This is a real quickie. Clear cut and easily answered. When walking away from a catch up with your friends, do you feel inspired, motivated and good about yourself and the world or drained, sh1tty and tired?
This is similar to Checkpoint 2 with a slight difference. Instead of focusing on who you are as a person and how you behave whilst engaging with your friends, we are now turning our attention to your energy levels. Yep, you heard me right: your energy levels.
Just remember the last time you returned from a catch up with one of your friends: did you feel elated, inspired, motivated and amazing; or tired, drained, in a bad mood and with a more negative mindset?
No need to say that good friends should leave you inspired, elated and motivated. You want to remember your catch up as an awesome experience not as another reminder that the world is a bad, bad place and that humanity sucks. If you want to experience that, just watch the news three times a day. Of course, we all have good and bad days and I am not saying you should cull all of your friends because every once in the while they whine. Reality check: we all do. I am talking about the majority of time. If, in – let’s say – eighty per cent of the cases, you feel like absolute ratsh1t after seeing your friends, it’s time for a change.

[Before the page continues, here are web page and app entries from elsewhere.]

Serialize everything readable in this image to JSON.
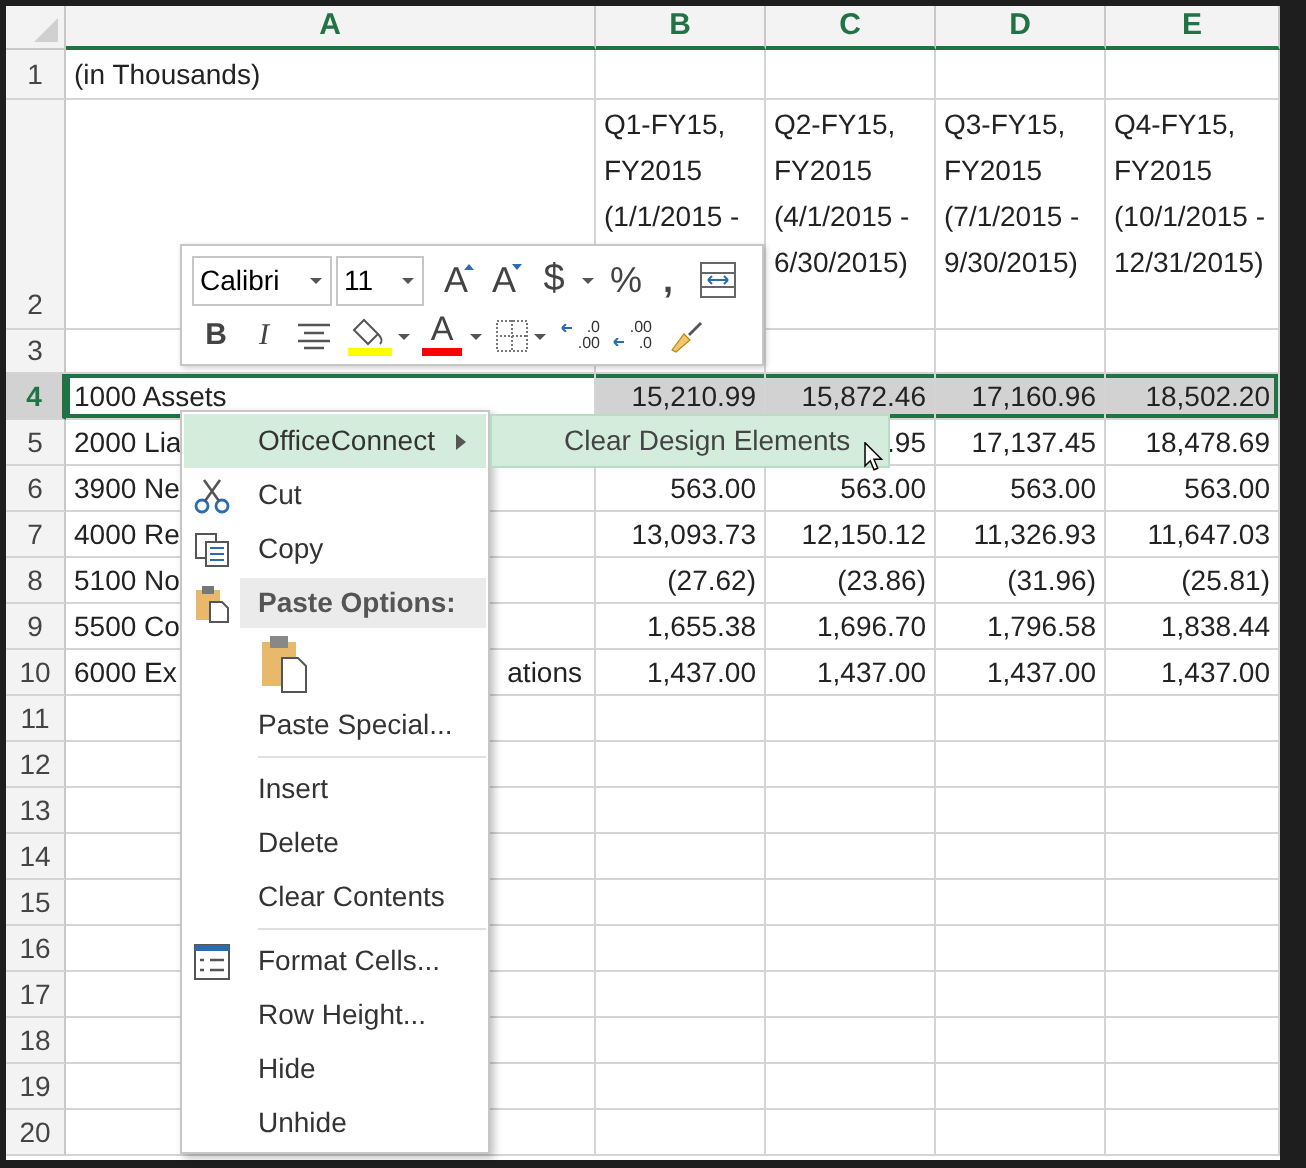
{
  "column_headers": [
    "A",
    "B",
    "C",
    "D",
    "E"
  ],
  "rows": [
    {
      "number": "1",
      "selected": false,
      "a": "(in Thousands)"
    },
    {
      "number": "2",
      "selected": false,
      "headers": [
        [
          "Q1-FY15,",
          "FY2015",
          "(1/1/2015 -"
        ],
        [
          "Q2-FY15,",
          "FY2015",
          "(4/1/2015 -",
          "6/30/2015)"
        ],
        [
          "Q3-FY15,",
          "FY2015",
          "(7/1/2015 -",
          "9/30/2015)"
        ],
        [
          "Q4-FY15,",
          "FY2015",
          "(10/1/2015 -",
          "12/31/2015)"
        ]
      ]
    },
    {
      "number": "3",
      "selected": false
    },
    {
      "number": "4",
      "selected": true,
      "a": "1000 Assets",
      "values": [
        "15,210.99",
        "15,872.46",
        "17,160.96",
        "18,502.20"
      ]
    },
    {
      "number": "5",
      "selected": false,
      "a": "2000 Lia",
      "values_cde": [
        ".95",
        "17,137.45",
        "18,478.69"
      ]
    },
    {
      "number": "6",
      "selected": false,
      "a": "3900 Ne",
      "values": [
        "563.00",
        "563.00",
        "563.00",
        "563.00"
      ]
    },
    {
      "number": "7",
      "selected": false,
      "a": "4000 Re",
      "values": [
        "13,093.73",
        "12,150.12",
        "11,326.93",
        "11,647.03"
      ]
    },
    {
      "number": "8",
      "selected": false,
      "a": "5100 No",
      "values": [
        "(27.62)",
        "(23.86)",
        "(31.96)",
        "(25.81)"
      ]
    },
    {
      "number": "9",
      "selected": false,
      "a": "5500 Co",
      "values": [
        "1,655.38",
        "1,696.70",
        "1,796.58",
        "1,838.44"
      ]
    },
    {
      "number": "10",
      "selected": false,
      "a": "6000 Ex",
      "a_tail": "ations",
      "values": [
        "1,437.00",
        "1,437.00",
        "1,437.00",
        "1,437.00"
      ]
    },
    {
      "number": "11",
      "selected": false
    },
    {
      "number": "12",
      "selected": false
    },
    {
      "number": "13",
      "selected": false
    },
    {
      "number": "14",
      "selected": false
    },
    {
      "number": "15",
      "selected": false
    },
    {
      "number": "16",
      "selected": false
    },
    {
      "number": "17",
      "selected": false
    },
    {
      "number": "18",
      "selected": false
    },
    {
      "number": "19",
      "selected": false
    },
    {
      "number": "20",
      "selected": false
    }
  ],
  "mini_toolbar": {
    "top_row": [
      {
        "kind": "fontbox",
        "text": "Calibri"
      },
      {
        "kind": "sizebox",
        "text": "11"
      },
      {
        "kind": "grow",
        "text": "A"
      },
      {
        "kind": "shrink",
        "text": "A"
      },
      {
        "kind": "currency",
        "text": "$"
      },
      {
        "kind": "dropdown"
      },
      {
        "kind": "percent",
        "text": "%"
      },
      {
        "kind": "comma",
        "text": ","
      },
      {
        "kind": "wrap"
      }
    ],
    "bottom_row": [
      {
        "kind": "bold",
        "text": "B"
      },
      {
        "kind": "italic",
        "text": "I"
      },
      {
        "kind": "center"
      },
      {
        "kind": "fill"
      },
      {
        "kind": "dropdown"
      },
      {
        "kind": "fontcolor",
        "text": "A"
      },
      {
        "kind": "dropdown"
      },
      {
        "kind": "borders"
      },
      {
        "kind": "dropdown"
      },
      {
        "kind": "incdecimal",
        "top": ".0",
        "bottom": ".00"
      },
      {
        "kind": "decdecimal",
        "top": ".00",
        "bottom": ".0"
      },
      {
        "kind": "painter"
      }
    ]
  },
  "context_menu": {
    "items": [
      {
        "kind": "submenu",
        "label": "OfficeConnect",
        "selected": true
      },
      {
        "kind": "cut",
        "label": "Cut",
        "selected": false
      },
      {
        "kind": "copy",
        "label": "Copy",
        "selected": false
      },
      {
        "kind": "pasteheader",
        "label": "Paste Options:"
      },
      {
        "kind": "pastebutton",
        "selected": false
      },
      {
        "kind": "plain",
        "label": "Paste Special...",
        "selected": false
      },
      {
        "kind": "separator"
      },
      {
        "kind": "plain",
        "label": "Insert",
        "selected": false
      },
      {
        "kind": "plain",
        "label": "Delete",
        "selected": false
      },
      {
        "kind": "plain",
        "label": "Clear Contents",
        "selected": false
      },
      {
        "kind": "separator"
      },
      {
        "kind": "format",
        "label": "Format Cells...",
        "selected": false
      },
      {
        "kind": "plain",
        "label": "Row Height...",
        "selected": false
      },
      {
        "kind": "plain",
        "label": "Hide",
        "selected": false
      },
      {
        "kind": "plain",
        "label": "Unhide",
        "selected": false
      }
    ]
  },
  "submenu": {
    "items": [
      {
        "label": "Clear Design Elements",
        "selected": true
      }
    ]
  }
}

To elaborate, there is something called ‘energy vampire’. Someone, I should say. And maybe you have a person like this in your life. Every time you speak with them on the phone or meet them in person, you end up with a slight headache or an immense need for rest and recovery. Sometimes you might even feel that the world is one dark sh1thole after you’ve spent some time with them. These are the people where you roll your eyes, silently saying to yourself: “Oh no, not this person again!” when their number appears on your mobile display, or praying for an easy exit route when you spot them at the mall.
Easy solution: spend less time with those people who drain your energy and more time with people where you gain energy. Of course, you might not be able to eliminate all of the energy vampires from your life but at least you can limit your exposure to them and plan accordingly. For instance, instead of hanging out with them for five hours, limit it to one or two by scheduling another catch up or appointment right after. That way you will have to leave on time and can’t be dragged into an afternoon of doom and gloom.

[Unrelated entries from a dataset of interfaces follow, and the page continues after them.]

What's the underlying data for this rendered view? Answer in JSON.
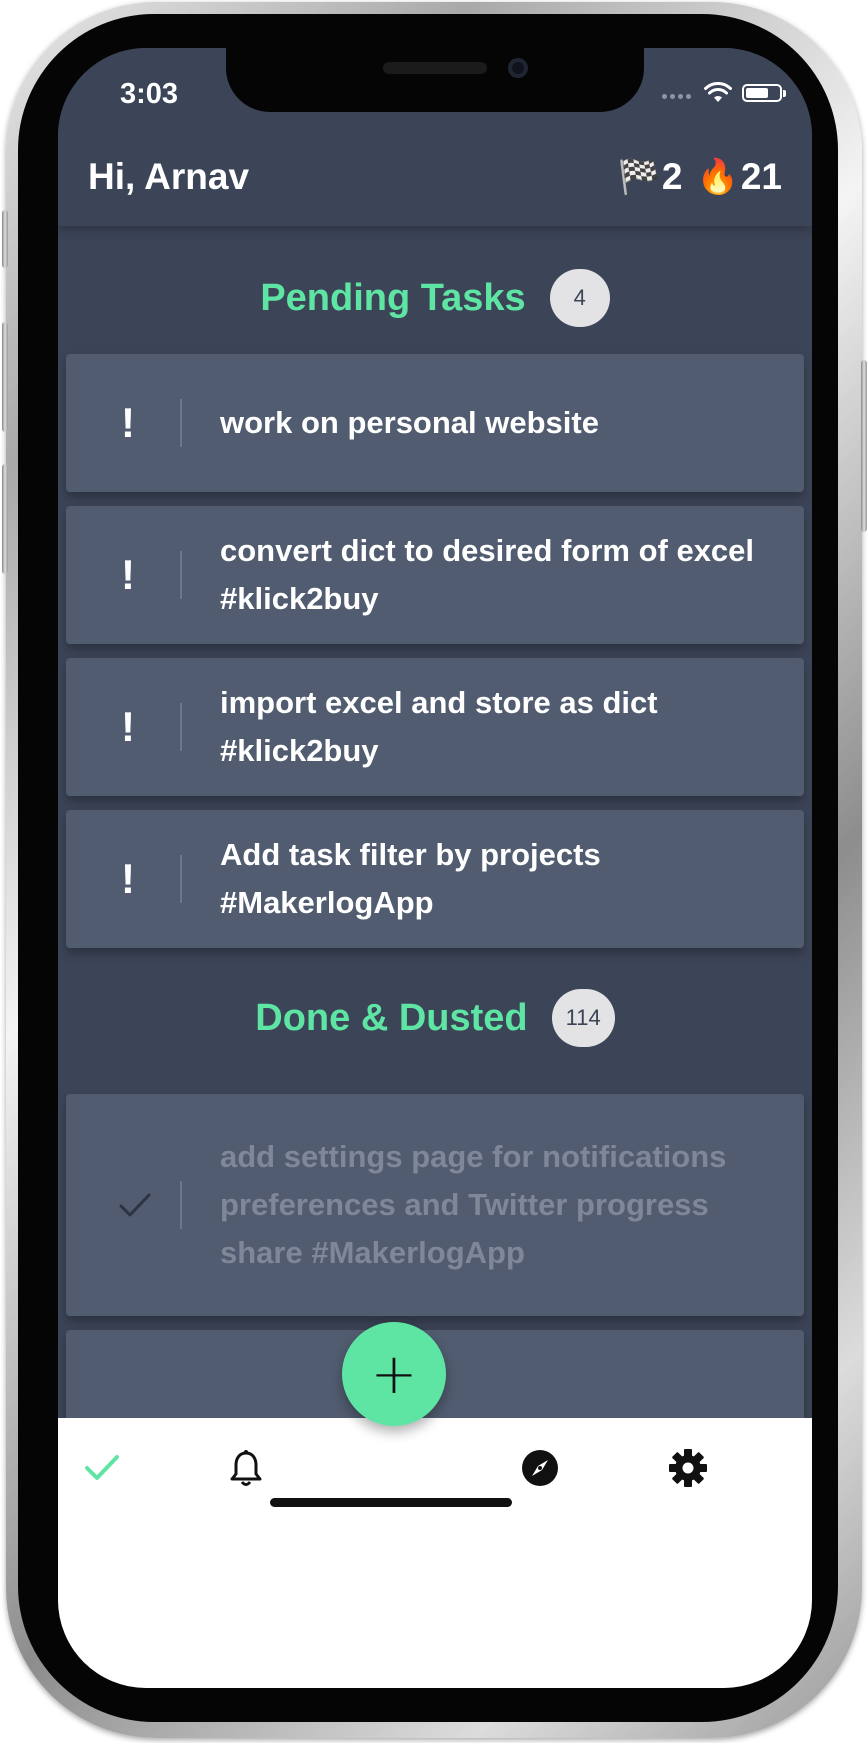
{
  "status_bar": {
    "time": "3:03"
  },
  "header": {
    "greeting": "Hi, Arnav",
    "stats": [
      {
        "icon": "checkered-flag-icon",
        "glyph": "🏁",
        "value": "2"
      },
      {
        "icon": "fire-icon",
        "glyph": "🔥",
        "value": "21"
      }
    ]
  },
  "pending": {
    "title": "Pending Tasks",
    "count": "4",
    "tasks": [
      {
        "text": "work on personal website",
        "marker": "!"
      },
      {
        "text": "convert dict to desired form of excel #klick2buy",
        "marker": "!"
      },
      {
        "text": "import excel and store as dict #klick2buy",
        "marker": "!"
      },
      {
        "text": "Add task filter by projects #MakerlogApp",
        "marker": "!"
      }
    ]
  },
  "done": {
    "title": "Done & Dusted",
    "count": "114",
    "tasks": [
      {
        "text": "add settings page for notifications preferences and Twitter progress share #MakerlogApp"
      }
    ]
  },
  "fab": {
    "label": "+"
  },
  "nav": {
    "items": [
      "tasks-check-icon",
      "bell-icon",
      "compass-icon",
      "gear-icon"
    ],
    "accent": "#5fe5a3"
  },
  "colors": {
    "accent": "#5fe5a3",
    "background": "#3c4558",
    "card": "#515c70"
  }
}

In short, hang out more with people who inspire you and who add to your day, mood and personality as opposed to those who drain your energy and leave you hanging with a bad taste in your mouth.
Where to from here?
Please understand. We all have friends who drag us down from time to time, who don’t necessarily support all of our ambitions and who might not always bring out the best in us. That, too, is normal and as such, a normal part of doing life and relating to others. Heck, some people will feel the same about us.
What I am talking about here are the more extreme cases. If, for instance, you feel drained, unsupported or engage in behaviours that are not typical of you and your goals the majority of time, then it might be wise to re-evaluate your friendships. A friend doesn’t need to be a friend just because you have a twenty-year long history. It’s okay for you to re-classify them (for instance, as an acquaintance) and to re-set the boundaries of the relationship. It’s also okay to openly communicate your boundaries to them. It’s okay to avoid talking about topics that sabotage instead of support your goals and it’s okay to leave friendships altogether to find a new tribe, if you’re inclined to do so.
The point is to create an environment in which you can thrive personally and with regards to your ideal self and goals. You might want to start by writing down your friendship criteria: who does a person need to be, how do they need to behave and what do they need to believe about the world in order to be seen as a friend by you? There is no right or wrong. There is only your personal, internal requirements – and whatever they are, they are fine.
Then have a look around you and ask yourself: “Am I awesome by osmosis or guilty by association?” You know what to do!